# Problem to work on:
Each record below should be reproduced as it is written, with pictures left out entirely.
━━ Material provided
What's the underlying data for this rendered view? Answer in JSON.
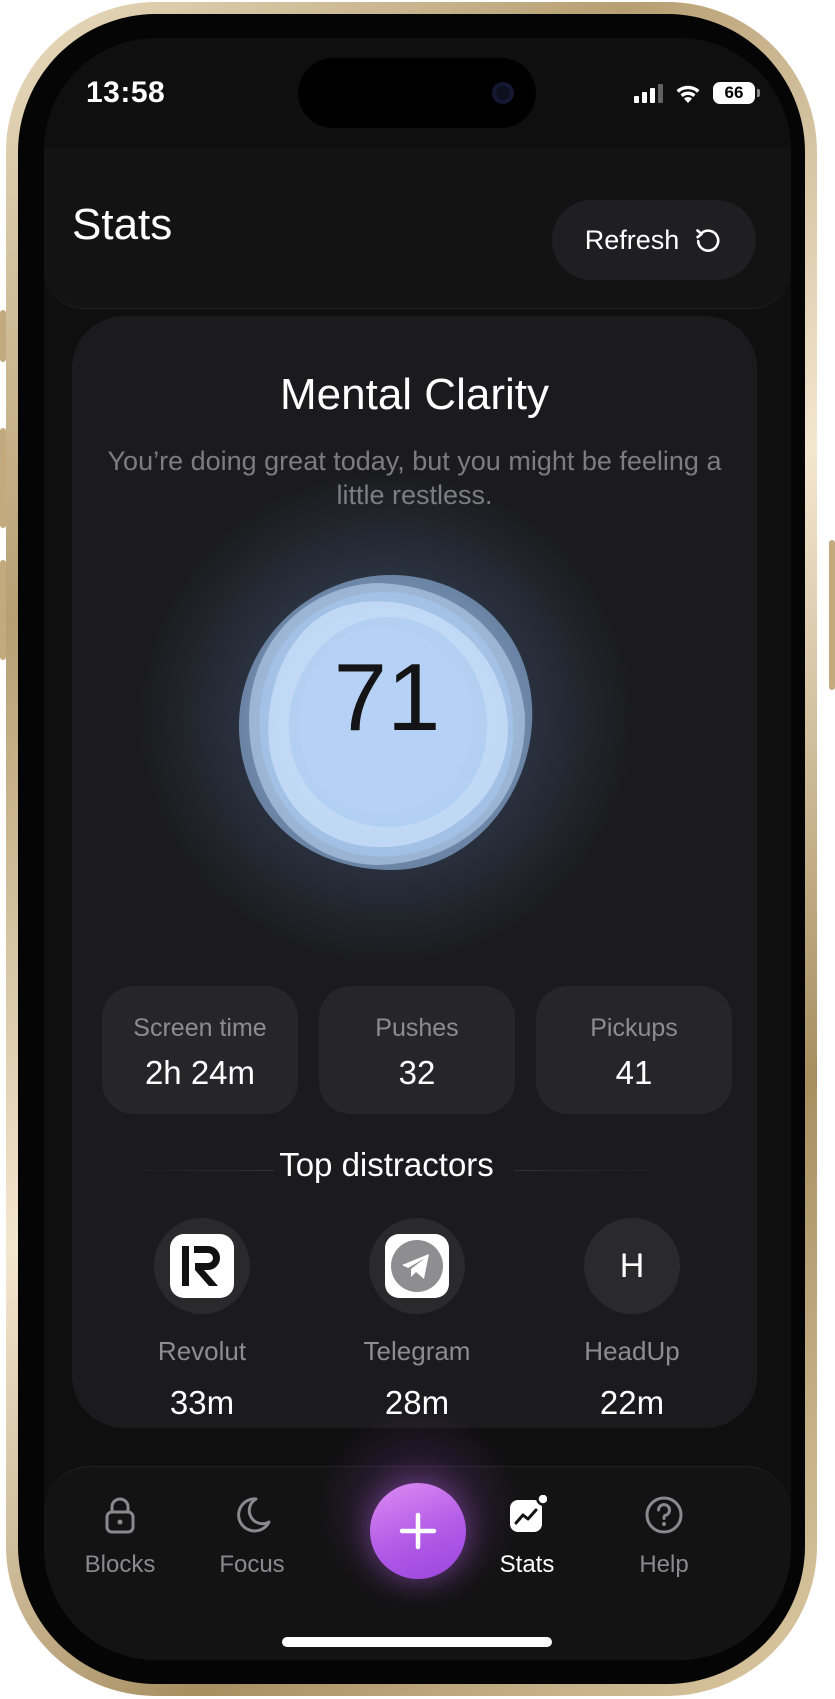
{
  "status_bar": {
    "time": "13:58",
    "battery": "66"
  },
  "header": {
    "title": "Stats",
    "refresh_label": "Refresh"
  },
  "clarity": {
    "title": "Mental Clarity",
    "subtitle": "You’re doing great today, but you might be feeling a little restless.",
    "score": "71"
  },
  "metrics": [
    {
      "label": "Screen time",
      "value": "2h 24m"
    },
    {
      "label": "Pushes",
      "value": "32"
    },
    {
      "label": "Pickups",
      "value": "41"
    }
  ],
  "distractors": {
    "title": "Top distractors",
    "items": [
      {
        "name": "Revolut",
        "time": "33m",
        "icon": "revolut-logo"
      },
      {
        "name": "Telegram",
        "time": "28m",
        "icon": "telegram-logo"
      },
      {
        "name": "HeadUp",
        "time": "22m",
        "icon": "H"
      }
    ]
  },
  "tabs": [
    {
      "label": "Blocks",
      "icon": "lock-icon"
    },
    {
      "label": "Focus",
      "icon": "moon-icon"
    },
    {
      "label": "Stats",
      "icon": "chart-icon",
      "active": true
    },
    {
      "label": "Help",
      "icon": "question-icon"
    }
  ],
  "colors": {
    "accent": "#b25be8",
    "background": "#0f0f10",
    "card": "#1b1b1d"
  }
}
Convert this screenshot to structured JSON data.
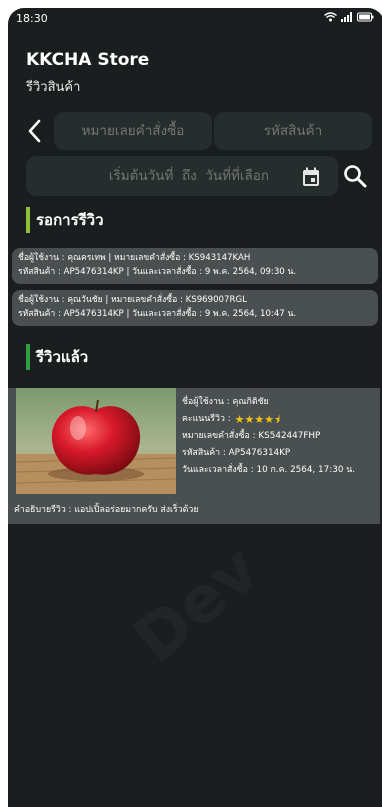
{
  "status_bar": {
    "time": "18:30"
  },
  "header": {
    "title": "KKCHA Store",
    "subtitle": "รีวิวสินค้า"
  },
  "filters": {
    "order_placeholder": "หมายเลยคำสั่งซื้อ",
    "product_placeholder": "รหัสสินค้า",
    "date_placeholder": "เริ่มต้นวันที่  ถึง  วันที่ที่เลือก"
  },
  "pending": {
    "title": "รอการรีวิว",
    "items": [
      {
        "line1": "ชื่อผู้ใช้งาน : คุณครเทพ | หมายเลขคำสั่งซื้อ : KS943147KAH",
        "line2": "รหัสสินค้า : AP5476314KP  | วันและเวลาสั่งซื้อ : 9 พ.ค. 2564, 09:30 น."
      },
      {
        "line1": "ชื่อผู้ใช้งาน : คุณวันชัย  | หมายเลขคำสั่งซื้อ : KS969007RGL",
        "line2": "รหัสสินค้า : AP5476314KP  | วันและเวลาสั่งซื้อ : 9 พ.ค. 2564, 10:47 น."
      }
    ]
  },
  "reviewed": {
    "title": "รีวิวแล้ว",
    "items": [
      {
        "user": "ชื่อผู้ใช้งาน : คุณกิติชัย",
        "rating_label": "คะแนนรีวิว :",
        "rating": 4.5,
        "stars": "★★★★⯨",
        "order": "หมายเลขคำสั่งซื้อ : KS542447FHP",
        "product": "รหัสสินค้า : AP5476314KP",
        "datetime": "วันและเวลาสั่งซื้อ : 10 ก.ค. 2564, 17:30 น.",
        "description": "คำอธิบายรีวิว : แอปเปิ้ลอร่อยมากครับ ส่งเร็วด้วย"
      }
    ]
  },
  "colors": {
    "background": "#1a1e1f",
    "card": "#4a4f50",
    "input": "#262d2d",
    "pending_accent": "#8fbf3a",
    "reviewed_accent": "#2e9e3e",
    "star": "#f2c21b"
  }
}
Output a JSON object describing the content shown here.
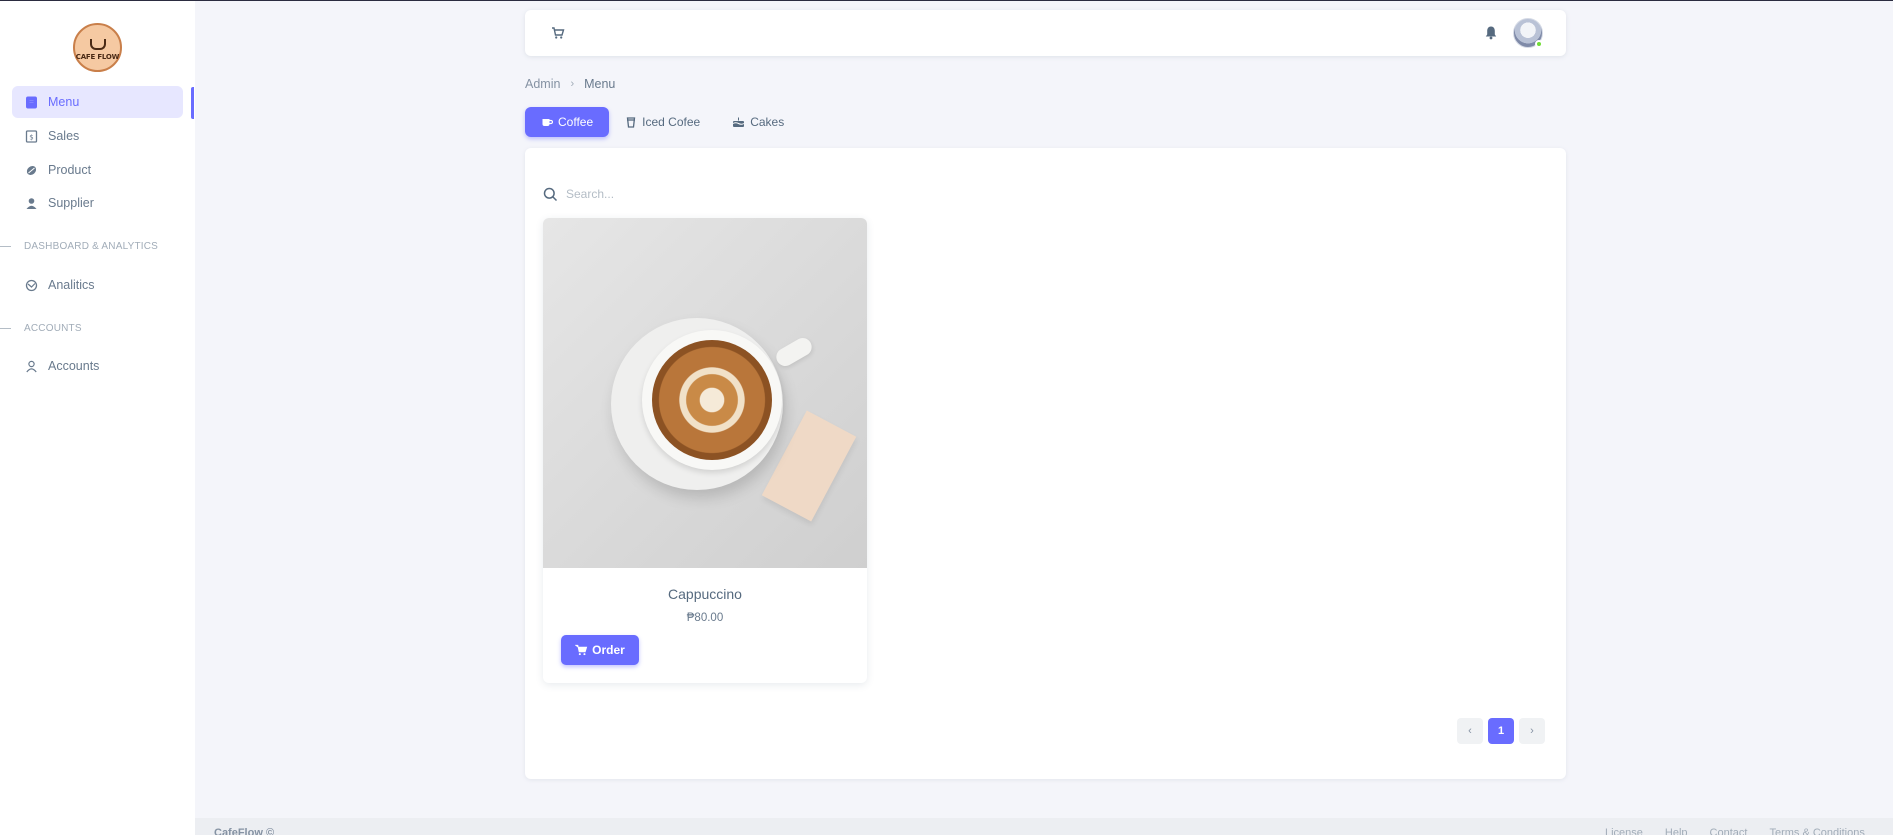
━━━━
# Answer below:
What's the underlying data for this rendered view? Answer in JSON.
{
  "status_bar": {
    "time": "13:58",
    "battery": "66"
  },
  "header": {
    "title": "Stats",
    "refresh_label": "Refresh"
  },
  "clarity": {
    "title": "Mental Clarity",
    "subtitle": "You’re doing great today, but you might be feeling a little restless.",
    "score": "71"
  },
  "metrics": [
    {
      "label": "Screen time",
      "value": "2h 24m"
    },
    {
      "label": "Pushes",
      "value": "32"
    },
    {
      "label": "Pickups",
      "value": "41"
    }
  ],
  "distractors": {
    "title": "Top distractors",
    "items": [
      {
        "name": "Revolut",
        "time": "33m",
        "icon": "revolut-logo"
      },
      {
        "name": "Telegram",
        "time": "28m",
        "icon": "telegram-logo"
      },
      {
        "name": "HeadUp",
        "time": "22m",
        "icon": "H"
      }
    ]
  },
  "tabs": [
    {
      "label": "Blocks",
      "icon": "lock-icon"
    },
    {
      "label": "Focus",
      "icon": "moon-icon"
    },
    {
      "label": "Stats",
      "icon": "chart-icon",
      "active": true
    },
    {
      "label": "Help",
      "icon": "question-icon"
    }
  ],
  "colors": {
    "accent": "#b25be8",
    "background": "#0f0f10",
    "card": "#1b1b1d"
  }
}
Convert this screenshot to structured JSON data.
{
  "status_bar": {
    "time": "18:30"
  },
  "header": {
    "title": "KKCHA Store",
    "subtitle": "รีวิวสินค้า"
  },
  "filters": {
    "order_placeholder": "หมายเลยคำสั่งซื้อ",
    "product_placeholder": "รหัสสินค้า",
    "date_placeholder": "เริ่มต้นวันที่  ถึง  วันที่ที่เลือก"
  },
  "pending": {
    "title": "รอการรีวิว",
    "items": [
      {
        "line1": "ชื่อผู้ใช้งาน : คุณครเทพ | หมายเลขคำสั่งซื้อ : KS943147KAH",
        "line2": "รหัสสินค้า : AP5476314KP  | วันและเวลาสั่งซื้อ : 9 พ.ค. 2564, 09:30 น."
      },
      {
        "line1": "ชื่อผู้ใช้งาน : คุณวันชัย  | หมายเลขคำสั่งซื้อ : KS969007RGL",
        "line2": "รหัสสินค้า : AP5476314KP  | วันและเวลาสั่งซื้อ : 9 พ.ค. 2564, 10:47 น."
      }
    ]
  },
  "reviewed": {
    "title": "รีวิวแล้ว",
    "items": [
      {
        "user": "ชื่อผู้ใช้งาน : คุณกิติชัย",
        "rating_label": "คะแนนรีวิว :",
        "rating": 4.5,
        "stars": "★★★★⯨",
        "order": "หมายเลขคำสั่งซื้อ : KS542447FHP",
        "product": "รหัสสินค้า : AP5476314KP",
        "datetime": "วันและเวลาสั่งซื้อ : 10 ก.ค. 2564, 17:30 น.",
        "description": "คำอธิบายรีวิว : แอปเปิ้ลอร่อยมากครับ ส่งเร็วด้วย"
      }
    ]
  },
  "colors": {
    "background": "#1a1e1f",
    "card": "#4a4f50",
    "input": "#262d2d",
    "pending_accent": "#8fbf3a",
    "reviewed_accent": "#2e9e3e",
    "star": "#f2c21b"
  }
}
Output a JSON object describing the content shown here.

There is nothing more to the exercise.